**Work required:** Below are records. Copy every line with "this" in it.

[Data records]

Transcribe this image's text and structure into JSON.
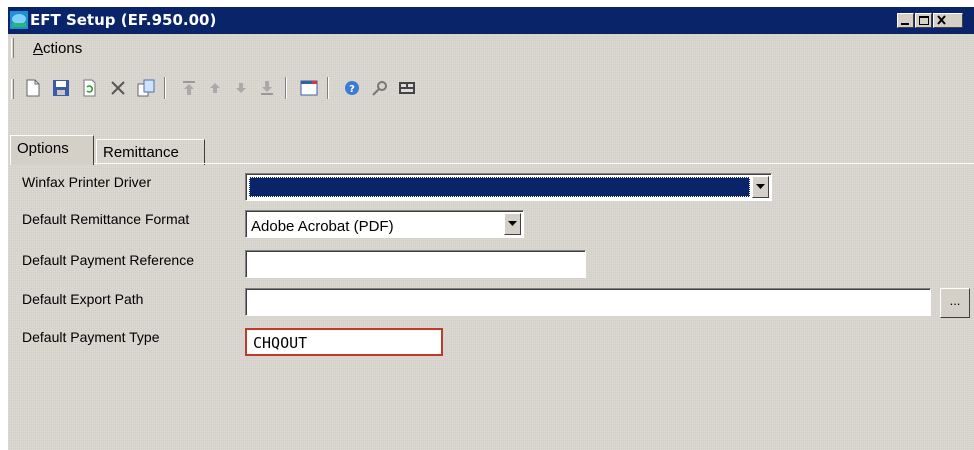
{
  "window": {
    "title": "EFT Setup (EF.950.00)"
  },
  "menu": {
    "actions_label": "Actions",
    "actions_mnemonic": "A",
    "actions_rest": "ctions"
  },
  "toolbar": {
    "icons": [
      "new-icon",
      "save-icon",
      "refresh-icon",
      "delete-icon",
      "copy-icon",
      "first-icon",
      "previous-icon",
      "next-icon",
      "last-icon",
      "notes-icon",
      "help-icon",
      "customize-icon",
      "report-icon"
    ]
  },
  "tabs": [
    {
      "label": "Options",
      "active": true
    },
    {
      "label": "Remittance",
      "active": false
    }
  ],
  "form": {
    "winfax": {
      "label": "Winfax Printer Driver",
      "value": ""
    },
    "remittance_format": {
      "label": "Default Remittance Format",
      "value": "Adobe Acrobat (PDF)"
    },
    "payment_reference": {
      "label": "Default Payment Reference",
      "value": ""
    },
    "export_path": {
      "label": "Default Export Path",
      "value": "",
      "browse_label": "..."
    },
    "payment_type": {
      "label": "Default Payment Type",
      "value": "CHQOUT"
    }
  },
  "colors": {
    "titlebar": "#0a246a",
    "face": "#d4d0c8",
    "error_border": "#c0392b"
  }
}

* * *

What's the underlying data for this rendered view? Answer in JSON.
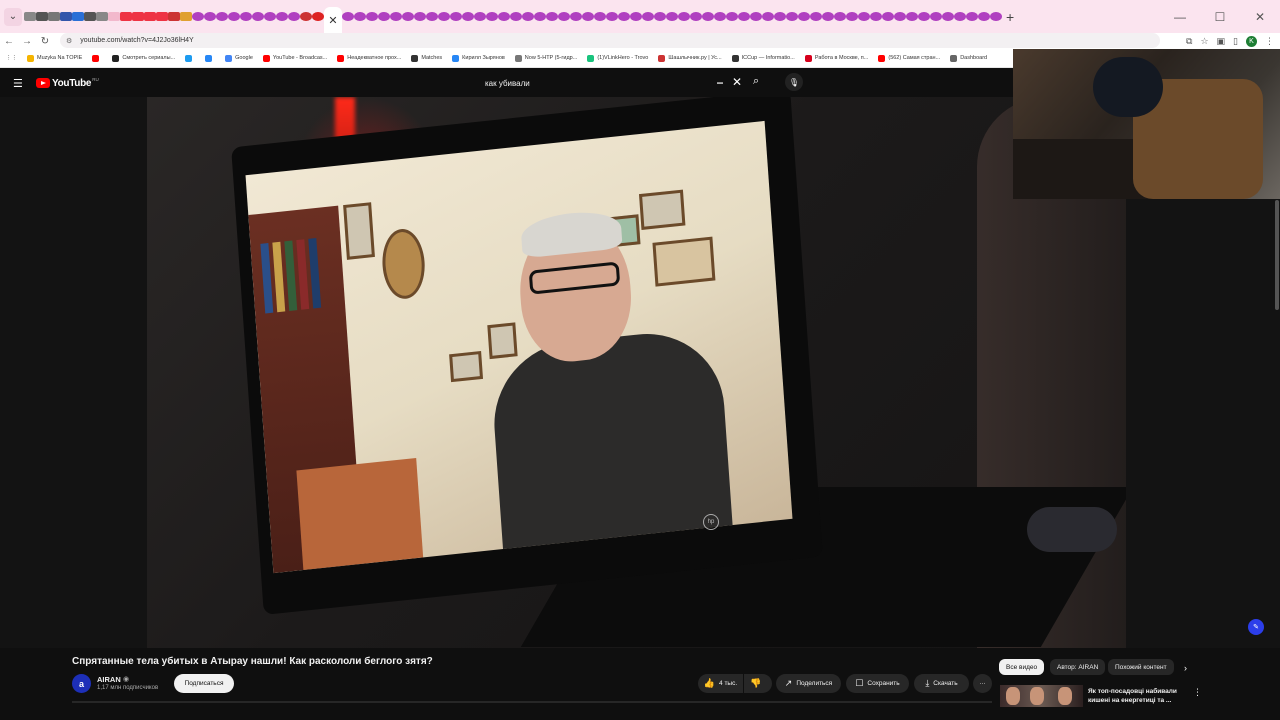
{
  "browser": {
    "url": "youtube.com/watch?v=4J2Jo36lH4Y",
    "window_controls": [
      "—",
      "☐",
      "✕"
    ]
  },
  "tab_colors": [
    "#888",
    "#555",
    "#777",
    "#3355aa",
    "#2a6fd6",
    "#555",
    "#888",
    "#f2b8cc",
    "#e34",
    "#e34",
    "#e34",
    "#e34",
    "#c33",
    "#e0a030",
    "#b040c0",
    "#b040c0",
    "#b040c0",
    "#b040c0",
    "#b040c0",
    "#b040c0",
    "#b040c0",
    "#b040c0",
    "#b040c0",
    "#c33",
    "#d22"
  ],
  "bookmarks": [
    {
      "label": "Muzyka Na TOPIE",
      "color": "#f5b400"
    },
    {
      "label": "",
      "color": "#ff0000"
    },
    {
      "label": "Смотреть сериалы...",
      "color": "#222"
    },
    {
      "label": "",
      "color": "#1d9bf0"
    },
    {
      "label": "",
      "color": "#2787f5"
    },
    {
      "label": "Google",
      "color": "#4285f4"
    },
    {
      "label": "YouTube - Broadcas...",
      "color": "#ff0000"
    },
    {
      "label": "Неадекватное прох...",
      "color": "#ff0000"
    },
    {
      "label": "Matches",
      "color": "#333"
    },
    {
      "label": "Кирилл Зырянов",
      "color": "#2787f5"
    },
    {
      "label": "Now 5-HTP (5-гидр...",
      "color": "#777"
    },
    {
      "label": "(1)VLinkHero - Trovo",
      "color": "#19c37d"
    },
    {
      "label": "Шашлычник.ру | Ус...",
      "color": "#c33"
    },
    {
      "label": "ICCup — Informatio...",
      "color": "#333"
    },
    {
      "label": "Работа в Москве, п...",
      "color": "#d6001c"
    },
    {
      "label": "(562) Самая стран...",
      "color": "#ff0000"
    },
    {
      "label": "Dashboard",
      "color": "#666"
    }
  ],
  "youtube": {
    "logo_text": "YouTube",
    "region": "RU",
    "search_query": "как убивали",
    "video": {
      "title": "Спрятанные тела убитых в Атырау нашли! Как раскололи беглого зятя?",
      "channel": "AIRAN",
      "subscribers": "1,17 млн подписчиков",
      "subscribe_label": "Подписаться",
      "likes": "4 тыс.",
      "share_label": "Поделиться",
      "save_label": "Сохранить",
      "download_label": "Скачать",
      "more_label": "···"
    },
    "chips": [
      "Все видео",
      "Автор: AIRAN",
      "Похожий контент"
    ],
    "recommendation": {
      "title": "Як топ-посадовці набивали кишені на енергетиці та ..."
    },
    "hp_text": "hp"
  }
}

**Result of the task:**
Transcribe this image's text and structure into JSON.
What's the underlying data for this rendered view? Answer in JSON.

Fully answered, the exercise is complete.